Our thought bubble: Axios science editor Andrew Freedman notes that climate scientists have shown that global warming is already harming people around the world, including in the U.S., largely through extreme weather events, such as heat waves.
But Andrew also points out why scientists and economists say it matters when emissions move downward:
"Scientists have shown that the earlier emissions fall, the less likelihood there is of losing huge chunks of the Greenland and Antarctic Ice Sheets and other severe climate change impacts."
“Economists also say earlier action is far cheaper than incurring more damages and undertaking steeper cuts later.”
Let's spend a little more time with the new IEA data on coal.
The big picture: Overall coal demand moved up slightly in 2018, by 0.7%, as higher use in India and China offset declines in Europe and the U.S.
Why it matters: The persistence of CO2-intensive, coal-fired power generation in the wider global energy mix is one reason why worldwide emissions are so difficult to bring under control.
Where it stands: Coal's share of the expanding overall global energy pie is declining as renewables, gas, oil and nuclear grow more quickly.
But, but, but: Carbon emissions from coal-fired plants are nonetheless growing in absolute terms as the chart above shows, and coal remains the largest source of worldwide electricity production, IEA said.
IEA points out that a big chunk of that coal-fired generation comes from fairly young plants in Asia, where "average plants are only 12 years old, decades younger than their average economic lifetime of around 40 years."
This afternoon the Senate is slated to take a procedural and symbolic vote on the Green New Deal resolution.
Where it stands: Majority Leader Mitch McConnell opposes the GND along with other Republicans. But he's bringing it up so Democrats are on the record over the measure, which has uncertain support in Democratic ranks.
Meanwhile, here are a few GND-related items on my screen while we await the Senate action...
2020: Axios' Rashaan Ayesh takes you on a whirlwind tour of where over a dozen White House candidates stand on the GND and climate more broadly.
The big picture: The resolution is a wide-angle statement of ambition, but experts are offering ideas to fill in the blanks should a political window open in the future.
The latest is Jason Bordoff, head of a Columbia University energy think tank, who has a new essay in the journal Democracy. I won't try and describe the whole thing here, but a couple of big points include...
Capitol Hill: Rashaan also reports that GOP Sen. Lamar Alexander, who isn't seeking re-election, said yesterday that the GND is "so far out in left field that no one is going to take it seriously." But he's offering his own ideas.

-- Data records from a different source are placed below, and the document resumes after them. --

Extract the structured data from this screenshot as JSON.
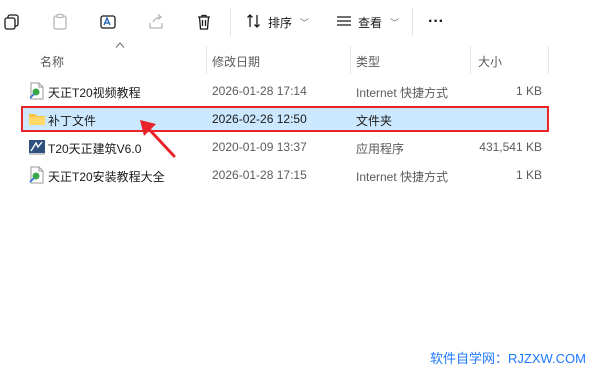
{
  "toolbar": {
    "sort_label": "排序",
    "view_label": "查看",
    "more_label": "···"
  },
  "columns": {
    "name": "名称",
    "modified": "修改日期",
    "type": "类型",
    "size": "大小"
  },
  "files": [
    {
      "name": "天正T20视频教程",
      "modified": "2026-01-28 17:14",
      "type": "Internet 快捷方式",
      "size": "1 KB",
      "icon": "internet-shortcut-icon"
    },
    {
      "name": "补丁文件",
      "modified": "2026-02-26 12:50",
      "type": "文件夹",
      "size": "",
      "icon": "folder-icon",
      "selected": true
    },
    {
      "name": "T20天正建筑V6.0",
      "modified": "2020-01-09 13:37",
      "type": "应用程序",
      "size": "431,541 KB",
      "icon": "application-icon"
    },
    {
      "name": "天正T20安装教程大全",
      "modified": "2026-01-28 17:15",
      "type": "Internet 快捷方式",
      "size": "1 KB",
      "icon": "internet-shortcut-icon"
    }
  ],
  "watermark": "软件自学网：RJZXW.COM",
  "colors": {
    "selection": "#cce8ff",
    "highlight_box": "#e8232a",
    "watermark": "#1e78ff"
  }
}
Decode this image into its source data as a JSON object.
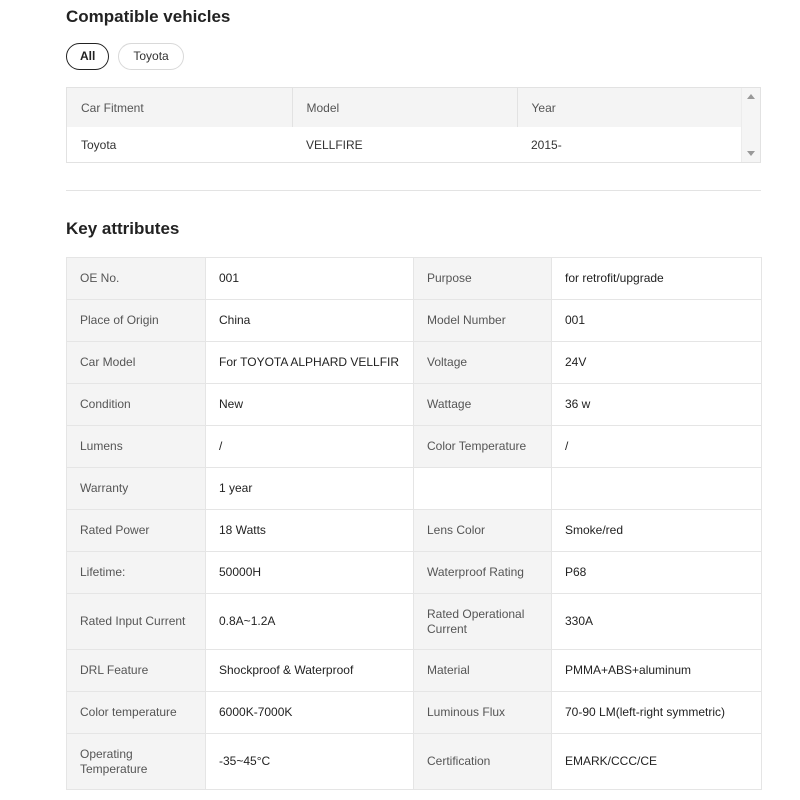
{
  "compatible": {
    "title": "Compatible vehicles",
    "filters": [
      "All",
      "Toyota"
    ],
    "active_filter": "All",
    "columns": [
      "Car Fitment",
      "Model",
      "Year"
    ],
    "rows": [
      [
        "Toyota",
        "VELLFIRE",
        "2015-"
      ]
    ]
  },
  "attributes": {
    "title": "Key attributes",
    "rows": [
      [
        "OE No.",
        "001",
        "Purpose",
        "for retrofit/upgrade"
      ],
      [
        "Place of Origin",
        "China",
        "Model Number",
        "001"
      ],
      [
        "Car Model",
        "For TOYOTA ALPHARD VELLFIR",
        "Voltage",
        "24V"
      ],
      [
        "Condition",
        "New",
        "Wattage",
        "36 w"
      ],
      [
        "Lumens",
        "/",
        "Color Temperature",
        "/"
      ],
      [
        "Warranty",
        "1 year",
        "",
        ""
      ],
      [
        "Rated Power",
        "18 Watts",
        "Lens Color",
        "Smoke/red"
      ],
      [
        "Lifetime:",
        "50000H",
        "Waterproof Rating",
        "P68"
      ],
      [
        "Rated Input Current",
        "0.8A~1.2A",
        "Rated Operational Current",
        "330A"
      ],
      [
        "DRL Feature",
        "Shockproof & Waterproof",
        "Material",
        "PMMA+ABS+aluminum"
      ],
      [
        "Color temperature",
        "6000K-7000K",
        "Luminous Flux",
        "70-90 LM(left-right symmetric)"
      ],
      [
        "Operating Temperature",
        "-35~45°C",
        "Certification",
        "EMARK/CCC/CE"
      ]
    ]
  }
}
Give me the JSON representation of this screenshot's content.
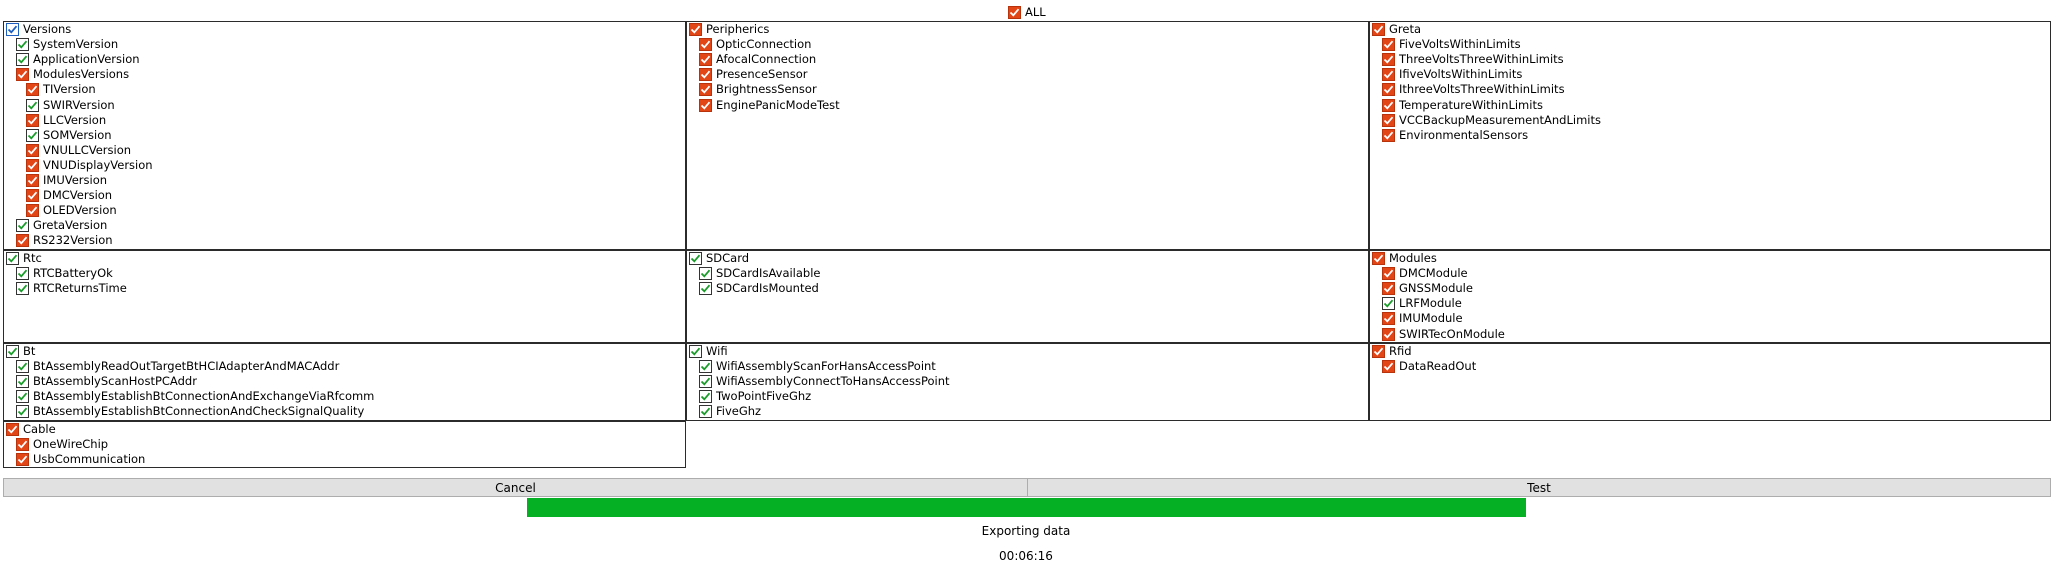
{
  "colors": {
    "checked_red": "#e24516",
    "check_green": "#1a9b2a",
    "check_blue": "#1f5fbf",
    "progress_green": "#06b025"
  },
  "all_label": "ALL",
  "groups": [
    {
      "label": "Versions",
      "style": "blue",
      "items": [
        {
          "label": "SystemVersion",
          "style": "green",
          "indent": 1
        },
        {
          "label": "ApplicationVersion",
          "style": "green",
          "indent": 1
        },
        {
          "label": "ModulesVersions",
          "style": "red",
          "indent": 1
        },
        {
          "label": "TIVersion",
          "style": "red",
          "indent": 2
        },
        {
          "label": "SWIRVersion",
          "style": "green",
          "indent": 2
        },
        {
          "label": "LLCVersion",
          "style": "red",
          "indent": 2
        },
        {
          "label": "SOMVersion",
          "style": "green",
          "indent": 2
        },
        {
          "label": "VNULLCVersion",
          "style": "red",
          "indent": 2
        },
        {
          "label": "VNUDisplayVersion",
          "style": "red",
          "indent": 2
        },
        {
          "label": "IMUVersion",
          "style": "red",
          "indent": 2
        },
        {
          "label": "DMCVersion",
          "style": "red",
          "indent": 2
        },
        {
          "label": "OLEDVersion",
          "style": "red",
          "indent": 2
        },
        {
          "label": "GretaVersion",
          "style": "green",
          "indent": 1
        },
        {
          "label": "RS232Version",
          "style": "red",
          "indent": 1
        }
      ]
    },
    {
      "label": "Peripherics",
      "style": "red",
      "items": [
        {
          "label": "OpticConnection",
          "style": "red",
          "indent": 1
        },
        {
          "label": "AfocalConnection",
          "style": "red",
          "indent": 1
        },
        {
          "label": "PresenceSensor",
          "style": "red",
          "indent": 1
        },
        {
          "label": "BrightnessSensor",
          "style": "red",
          "indent": 1
        },
        {
          "label": "EnginePanicModeTest",
          "style": "red",
          "indent": 1
        }
      ]
    },
    {
      "label": "Greta",
      "style": "red",
      "items": [
        {
          "label": "FiveVoltsWithinLimits",
          "style": "red",
          "indent": 1
        },
        {
          "label": "ThreeVoltsThreeWithinLimits",
          "style": "red",
          "indent": 1
        },
        {
          "label": "IfiveVoltsWithinLimits",
          "style": "red",
          "indent": 1
        },
        {
          "label": "IthreeVoltsThreeWithinLimits",
          "style": "red",
          "indent": 1
        },
        {
          "label": "TemperatureWithinLimits",
          "style": "red",
          "indent": 1
        },
        {
          "label": "VCCBackupMeasurementAndLimits",
          "style": "red",
          "indent": 1
        },
        {
          "label": "EnvironmentalSensors",
          "style": "red",
          "indent": 1
        }
      ]
    },
    {
      "label": "Rtc",
      "style": "green",
      "items": [
        {
          "label": "RTCBatteryOk",
          "style": "green",
          "indent": 1
        },
        {
          "label": "RTCReturnsTime",
          "style": "green",
          "indent": 1
        }
      ]
    },
    {
      "label": "SDCard",
      "style": "green",
      "items": [
        {
          "label": "SDCardIsAvailable",
          "style": "green",
          "indent": 1
        },
        {
          "label": "SDCardIsMounted",
          "style": "green",
          "indent": 1
        }
      ]
    },
    {
      "label": "Modules",
      "style": "red",
      "items": [
        {
          "label": "DMCModule",
          "style": "red",
          "indent": 1
        },
        {
          "label": "GNSSModule",
          "style": "red",
          "indent": 1
        },
        {
          "label": "LRFModule",
          "style": "green",
          "indent": 1
        },
        {
          "label": "IMUModule",
          "style": "red",
          "indent": 1
        },
        {
          "label": "SWIRTecOnModule",
          "style": "red",
          "indent": 1
        }
      ]
    },
    {
      "label": "Bt",
      "style": "green",
      "items": [
        {
          "label": "BtAssemblyReadOutTargetBtHCIAdapterAndMACAddr",
          "style": "green",
          "indent": 1
        },
        {
          "label": "BtAssemblyScanHostPCAddr",
          "style": "green",
          "indent": 1
        },
        {
          "label": "BtAssemblyEstablishBtConnectionAndExchangeViaRfcomm",
          "style": "green",
          "indent": 1
        },
        {
          "label": "BtAssemblyEstablishBtConnectionAndCheckSignalQuality",
          "style": "green",
          "indent": 1
        }
      ]
    },
    {
      "label": "Wifi",
      "style": "green",
      "items": [
        {
          "label": "WifiAssemblyScanForHansAccessPoint",
          "style": "green",
          "indent": 1
        },
        {
          "label": "WifiAssemblyConnectToHansAccessPoint",
          "style": "green",
          "indent": 1
        },
        {
          "label": "TwoPointFiveGhz",
          "style": "green",
          "indent": 1
        },
        {
          "label": "FiveGhz",
          "style": "green",
          "indent": 1
        }
      ]
    },
    {
      "label": "Rfid",
      "style": "red",
      "items": [
        {
          "label": "DataReadOut",
          "style": "red",
          "indent": 1
        }
      ]
    },
    {
      "label": "Cable",
      "style": "red",
      "items": [
        {
          "label": "OneWireChip",
          "style": "red",
          "indent": 1
        },
        {
          "label": "UsbCommunication",
          "style": "red",
          "indent": 1
        }
      ]
    }
  ],
  "buttons": {
    "cancel": "Cancel",
    "test": "Test"
  },
  "progress": {
    "fraction": 1.0
  },
  "status_text": "Exporting data",
  "elapsed_time": "00:06:16"
}
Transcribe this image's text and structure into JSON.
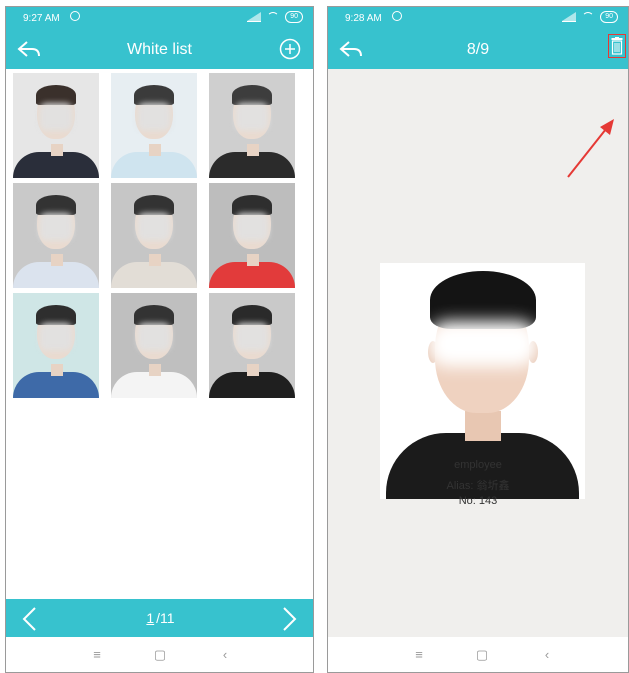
{
  "left": {
    "status_time": "9:27 AM",
    "battery": "90",
    "title": "White list",
    "pagination": {
      "current": "1",
      "total": "/11"
    },
    "photos": [
      {
        "hair": "#3a302b",
        "shirt": "#2a2e3a",
        "bg": "#e6e6e6"
      },
      {
        "hair": "#3b3b3b",
        "shirt": "#cfe4ef",
        "bg": "#e7eef2"
      },
      {
        "hair": "#3d3d3d",
        "shirt": "#2b2b2b",
        "bg": "#cfcfcf"
      },
      {
        "hair": "#333333",
        "shirt": "#dbe3ee",
        "bg": "#c9c9c9"
      },
      {
        "hair": "#333333",
        "shirt": "#e2ddd6",
        "bg": "#c6c6c6"
      },
      {
        "hair": "#2e2e2e",
        "shirt": "#e23b3b",
        "bg": "#bdbdbd"
      },
      {
        "hair": "#2e2e2e",
        "shirt": "#3e6aa8",
        "bg": "#cfe6e6"
      },
      {
        "hair": "#333333",
        "shirt": "#f4f4f4",
        "bg": "#bfbfbf"
      },
      {
        "hair": "#2a2a2a",
        "shirt": "#1f1f1f",
        "bg": "#c9c9c9"
      }
    ]
  },
  "right": {
    "status_time": "9:28 AM",
    "battery": "90",
    "title": "8/9",
    "detail": {
      "name": "employee",
      "alias": "Alias: 翁圻鑫",
      "number": "No: 143"
    }
  },
  "sysnav": {
    "menu": "≡",
    "home": "▢",
    "back": "‹"
  },
  "colors": {
    "accent": "#37c2ce",
    "alert": "#e53935"
  }
}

Crude oil: This Bloomberg feature looks at how U.S. crude oil exports, which have already surged, could go a lot higher as shale production grows. They've been in the 3 million barrel-per-day range in recent weeks.
Natural gas: Via the Houston Chronicle, "Dallas pipeline operator Energy Transfer and Dutch oil giant Shell have signed an agreement that two companies say moves their proposed Lake Charles LNG export terminal towards a final investment decision."
22: That's the percent of U.S. gasoline costs that stem from taxes, according to this note from the Energy Department's Vehicle Technologies Office, which is based on IEA data.
Why it matters: It's a much lower share than a number of very large economies that have much higher fuel prices. "Over 60% of the cost of gasoline in France, Germany, and the U.K. was for taxes," they point out.
Speaking of driving costs, some important news via the New York Times: